Fernandez, who became a U.S. citizen last year, also was beloved for his stature in the Cuban community in Miami.

"He was a great humanitarian," Cubs closer Aroldis Chapman said through a translator. "He gave a lot to the community and I think that's why he got a lot of respect from the community in terms of what a great person he was and always giving, in terms of always willing to help out in whatever way he can to try to better and progress within the community someone that perhaps wasn't as fortunate as he was."

The 28-year-old Chapman lives in the Miami-area in the offseason. He said he spent some time with Fernandez while he was home.

"He would come by my house. I would go by his," Chapman said. "We would have long conversations. We would talk a lot. We spent a lot of good amount of time together. It was very special for me."

Phillies' clubhouse reflects on life of Marlins' Jose Fernandez

Phillies' clubhouse reflects on life of Marlins' Jose Fernandez

NEW YORK — The clubhouse mood following the Phillies17-0 loss to the Mets Sunday was somber, in part because of the disastrous game that had just wrapped up, but also because of the tragic news of Marlins star pitcher Jose Fernandez’s death in a boating accident early Sunday morning.

“It was rough. People are devastated. I didn’t even know him and I was crushed,” Phillies starter Jake Thompson said. “I can only imagine how that clubhouse feels. That’s something that I wouldn’t wish upon my worst enemy, to deal with something of that magnitude.”

Both teams paused for a moment of silence before Sunday’s game and the Mets taped a jersey bearing Fernandez’s name and number onto their dugout wall.

“This morning, that was quite a surprise,” manager Pete Mackanin said of the atmosphere of the day. “I don’t think it affected the players once the game started. It was such bad news this morning that everybody was kind of melancholy.”

Fernandez had built a strong track record against the Phillies in his young career, amassing a 2.88 ERA in six starts.

“It’s kind of cliché to say but you look at the start of his career and he could have been a Hall of Famer,” Thompson said.

Asked how he would remember facing Fernandez, Mackanin was succinct.

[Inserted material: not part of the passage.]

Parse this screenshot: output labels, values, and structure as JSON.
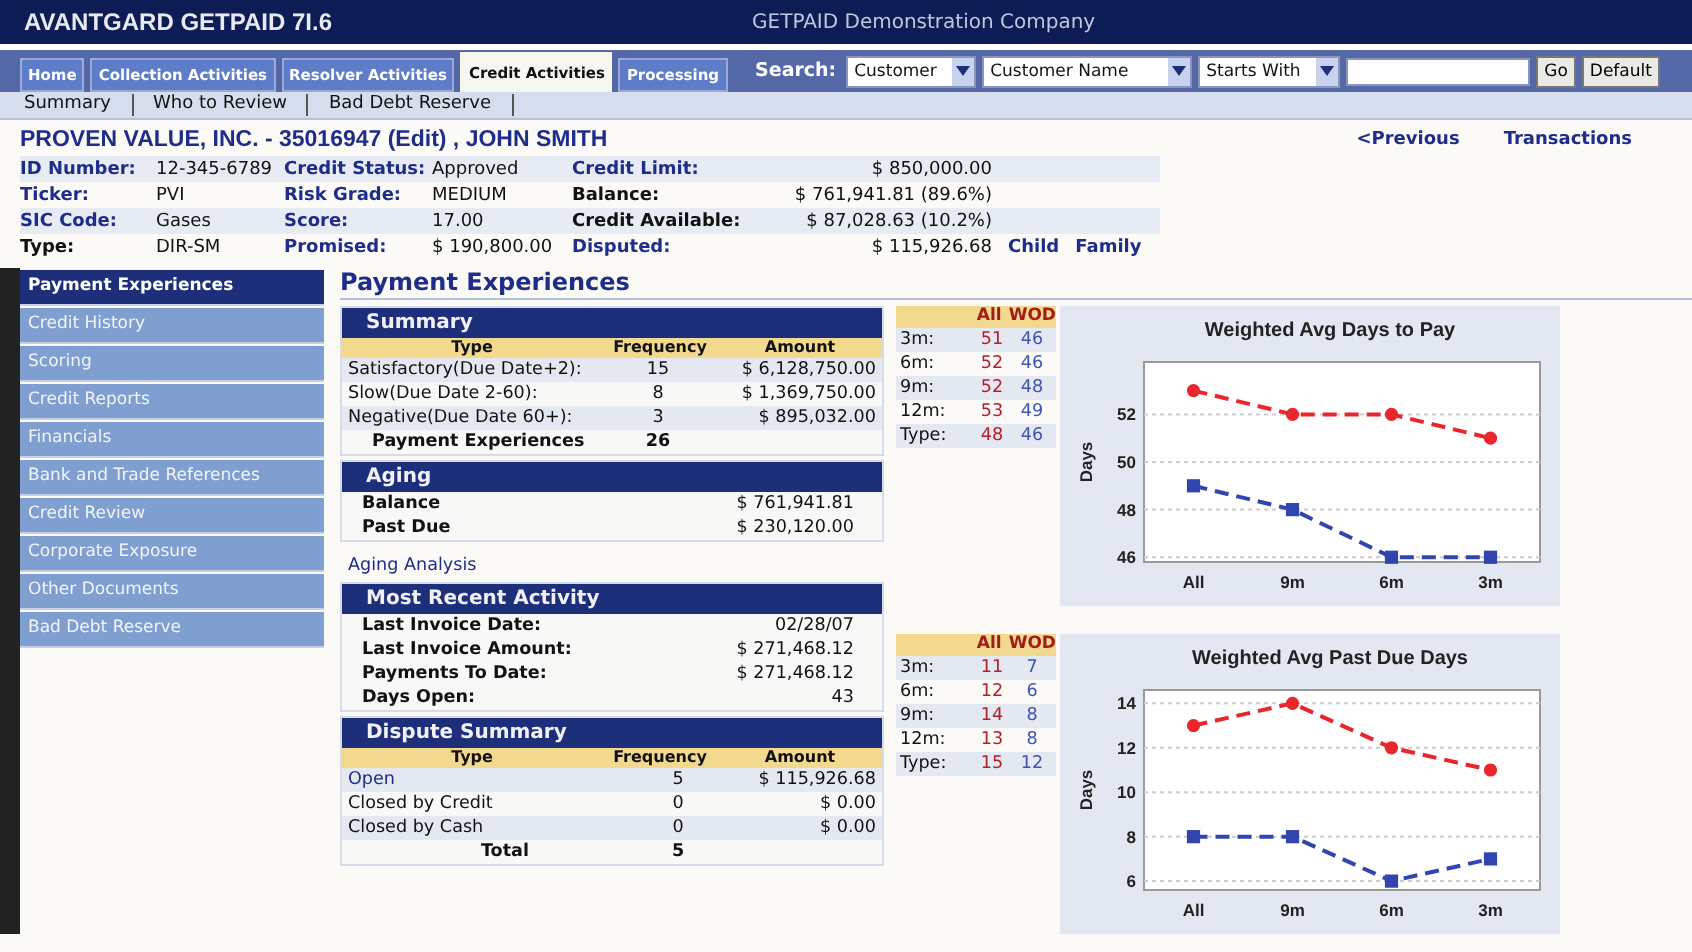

“He was a helluva pitcher,” he said.

Find great deals on Philadelphia Phillies tickets with TicketIQ. Buy cheap Phillies tickets with no hidden fees for all games on their 2016 schedule.